My name is Peter Kraker. I am the founder and chairman of Open Knowledge Maps, a charitable non-profit dedicated to dramatically improving the visibility of scientific knowledge for science and society alike. As part of our mission, we operate the largest visual search engine for research in the world, which enables a diverse set of stakeholders to openly explore, discover and make use of scientific content. For our work on Open Knowledge Maps, we were awarded with the Austrian Prize for Free Knowledge and the Open Minds Award.
I am a long-time open science advocate – I am a member of the GO FAIR executive board, coordinator of the GO FAIR Implementation Network “Discovery”, and a core team member of the Open Science Network Austria. Furthermore, I am an advisor to innoSci – Forum für offene Innovationskultur of Stifterverband, the Office for Scholarly Communication at University of Kent, and the Open Science Fellows Program of Wikimedia Germany.
You may also know me for the following reasons:
- I coined the term “Open Methodology”, one of the core principles of open science, in the 2011 paper The case for an open science in technology enhanced learning with D. Leony, W. Reinhardt and G. Beham.
- I started the #DontLeaveItToGoogle campaign to raise awareness for the need of open scholarly infrastructures.
- I am the lead author of The Vienna Principles, a widely acclaimed vision for scholarly communication in the 21st century.
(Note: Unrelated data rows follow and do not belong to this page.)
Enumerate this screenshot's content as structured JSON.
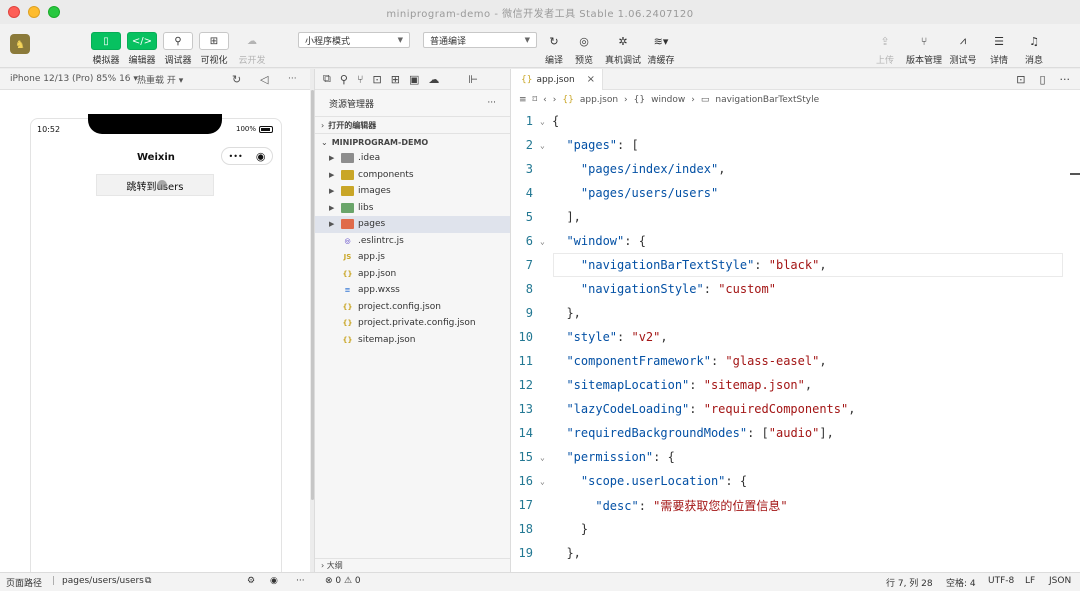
{
  "window": {
    "title": "miniprogram-demo - 微信开发者工具 Stable 1.06.2407120"
  },
  "toolbar": {
    "simulator": "模拟器",
    "editor": "编辑器",
    "debugger": "调试器",
    "visual": "可视化",
    "cloud": "云开发",
    "mode_select": "小程序模式",
    "compile_select": "普通编译",
    "compile": "编译",
    "preview": "预览",
    "real_debug": "真机调试",
    "clear_cache": "清缓存",
    "upload": "上传",
    "version": "版本管理",
    "test_account": "测试号",
    "details": "详情",
    "messages": "消息"
  },
  "simulator": {
    "device": "iPhone 12/13 (Pro) 85% 16 ▾",
    "hot_reload": "热重载 开 ▾",
    "time": "10:52",
    "battery": "100%",
    "nav_title": "Weixin",
    "capsule_more": "•••",
    "jump_button": "跳转到users"
  },
  "explorer": {
    "title": "资源管理器",
    "more": "···",
    "open_editors": "打开的编辑器",
    "project": "MINIPROGRAM-DEMO",
    "outline": "大纲",
    "items": [
      {
        "name": ".idea",
        "type": "folder",
        "icon": "folder-icon"
      },
      {
        "name": "components",
        "type": "folder",
        "icon": "folder-icon"
      },
      {
        "name": "images",
        "type": "folder",
        "icon": "folder-icon"
      },
      {
        "name": "libs",
        "type": "folder",
        "icon": "folder-icon"
      },
      {
        "name": "pages",
        "type": "folder",
        "icon": "folder-icon"
      },
      {
        "name": ".eslintrc.js",
        "type": "file",
        "icon": "eslint-icon"
      },
      {
        "name": "app.js",
        "type": "file",
        "icon": "js-icon"
      },
      {
        "name": "app.json",
        "type": "file",
        "icon": "json-icon"
      },
      {
        "name": "app.wxss",
        "type": "file",
        "icon": "wxss-icon"
      },
      {
        "name": "project.config.json",
        "type": "file",
        "icon": "json-icon"
      },
      {
        "name": "project.private.config.json",
        "type": "file",
        "icon": "json-icon"
      },
      {
        "name": "sitemap.json",
        "type": "file",
        "icon": "json-icon"
      }
    ],
    "selected": "pages"
  },
  "editor": {
    "tab": "app.json",
    "breadcrumb": [
      "app.json",
      "window",
      "navigationBarTextStyle"
    ],
    "lines": [
      {
        "n": "1",
        "text": "{"
      },
      {
        "n": "2",
        "text": "  \"pages\": ["
      },
      {
        "n": "3",
        "text": "    \"pages/index/index\","
      },
      {
        "n": "4",
        "text": "    \"pages/users/users\""
      },
      {
        "n": "5",
        "text": "  ],"
      },
      {
        "n": "6",
        "text": "  \"window\": {"
      },
      {
        "n": "7",
        "text": "    \"navigationBarTextStyle\": \"black\","
      },
      {
        "n": "8",
        "text": "    \"navigationStyle\": \"custom\""
      },
      {
        "n": "9",
        "text": "  },"
      },
      {
        "n": "10",
        "text": "  \"style\": \"v2\","
      },
      {
        "n": "11",
        "text": "  \"componentFramework\": \"glass-easel\","
      },
      {
        "n": "12",
        "text": "  \"sitemapLocation\": \"sitemap.json\","
      },
      {
        "n": "13",
        "text": "  \"lazyCodeLoading\": \"requiredComponents\","
      },
      {
        "n": "14",
        "text": "  \"requiredBackgroundModes\": [\"audio\"],"
      },
      {
        "n": "15",
        "text": "  \"permission\": {"
      },
      {
        "n": "16",
        "text": "    \"scope.userLocation\": {"
      },
      {
        "n": "17",
        "text": "      \"desc\": \"需要获取您的位置信息\""
      },
      {
        "n": "18",
        "text": "    }"
      },
      {
        "n": "19",
        "text": "  },"
      }
    ]
  },
  "status": {
    "page_path_label": "页面路径",
    "page_path": "pages/users/users",
    "problems": "⊗ 0 ⚠ 0",
    "cursor": "行 7, 列 28",
    "indent": "空格: 4",
    "encoding": "UTF-8",
    "eol": "LF",
    "language": "JSON"
  }
}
Prior to founding Open Knowledge Maps, I was a senior researcher at Know-Center (Graz University of Technology), Austria’s leading research center for data-driven business and big data analytics, managing the topic of Open Science. In my research, I focused on visualizing scholarly communication on the web, open science, and alternative metrics for science and research (altmetrics). You can find a list of my publications and research outputs here, and slides to a number of selected talks here.
I received my doctoral degree in Social and Economic Sciences (Dr. rer. soc. oec.) with honors from University of Graz in 2014. I also hold a master’s and a bachelor’s degree in Business Administration from University of Graz as well as a bachelor’s degree in Software Engineering and Business from Graz University of Technology.
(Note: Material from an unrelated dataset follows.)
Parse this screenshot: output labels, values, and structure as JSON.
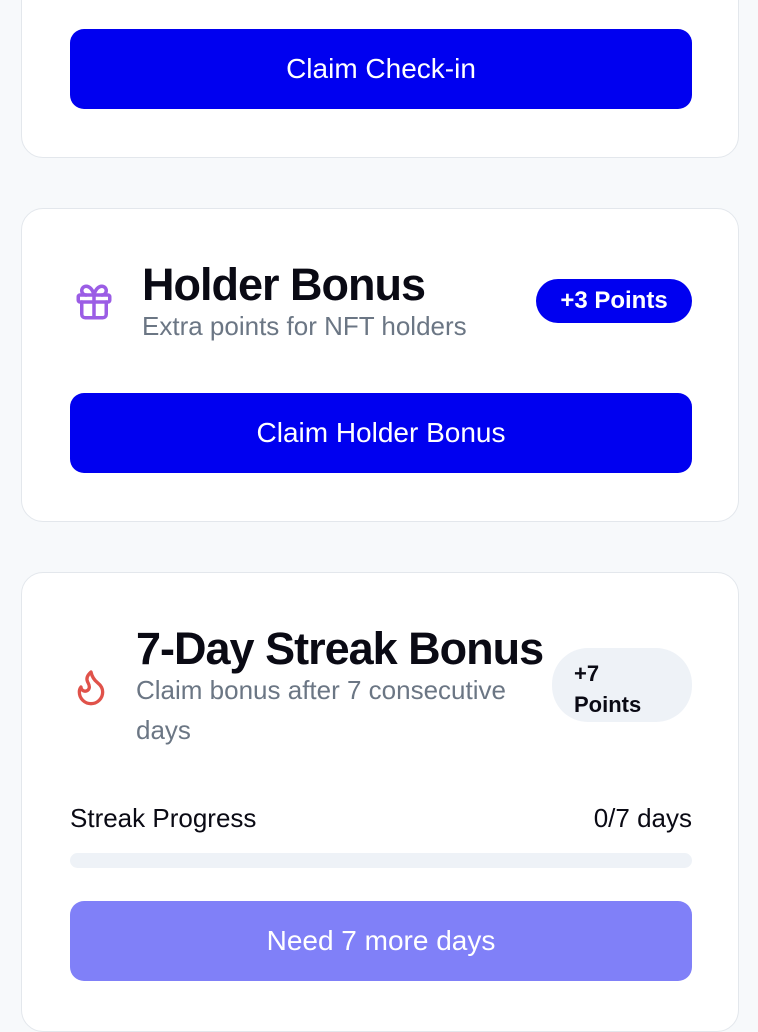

I have worked in a number of EU-funded projects studying online scholarly communication, including the Network of Excellence STELLAR, the Marie Curie project TEAM, and the Horizon 2020 project OpenUP. Currently, I am task leader in the large-scale H2020 EOSC project TRIPLE. For my work, I was awarded a Panton Fellowship of the Open Knowledge Foundation and a Marshallplan Scholarship of the Austrian Marshallplan Foundation, which I spent at the Personalized Adaptive Web Systems Lab of University of Pittsburgh. For my dissertation, I have received the GOR Thesis Award 2016 and the GRAWE Promotional Award 2014.
I serve as a reviewer on several editorial boards and program committees (among others the open access journals Research Ideas and Outcomes (RiO) and Frontiers in Library and Information Science). Between 2016 and 2018, I was a mentor for the Open Science Fellows Program of Wikimedia Germany. From 2015 to 2018, I was a community coordinator of the Open Science Working Group of Open Knowledge Austria. From 2011-2013, I acted as chairman of the Knowledge Management Forum in Graz. I have also been involved in the organization of the Science 2.0 & Open Science Track at i-KNOW, as well as several editions of Barcamp Graz, and the JTEL Summer School.
If you want to contact me directly, please send an e-mail to: firstname.lastname@example.org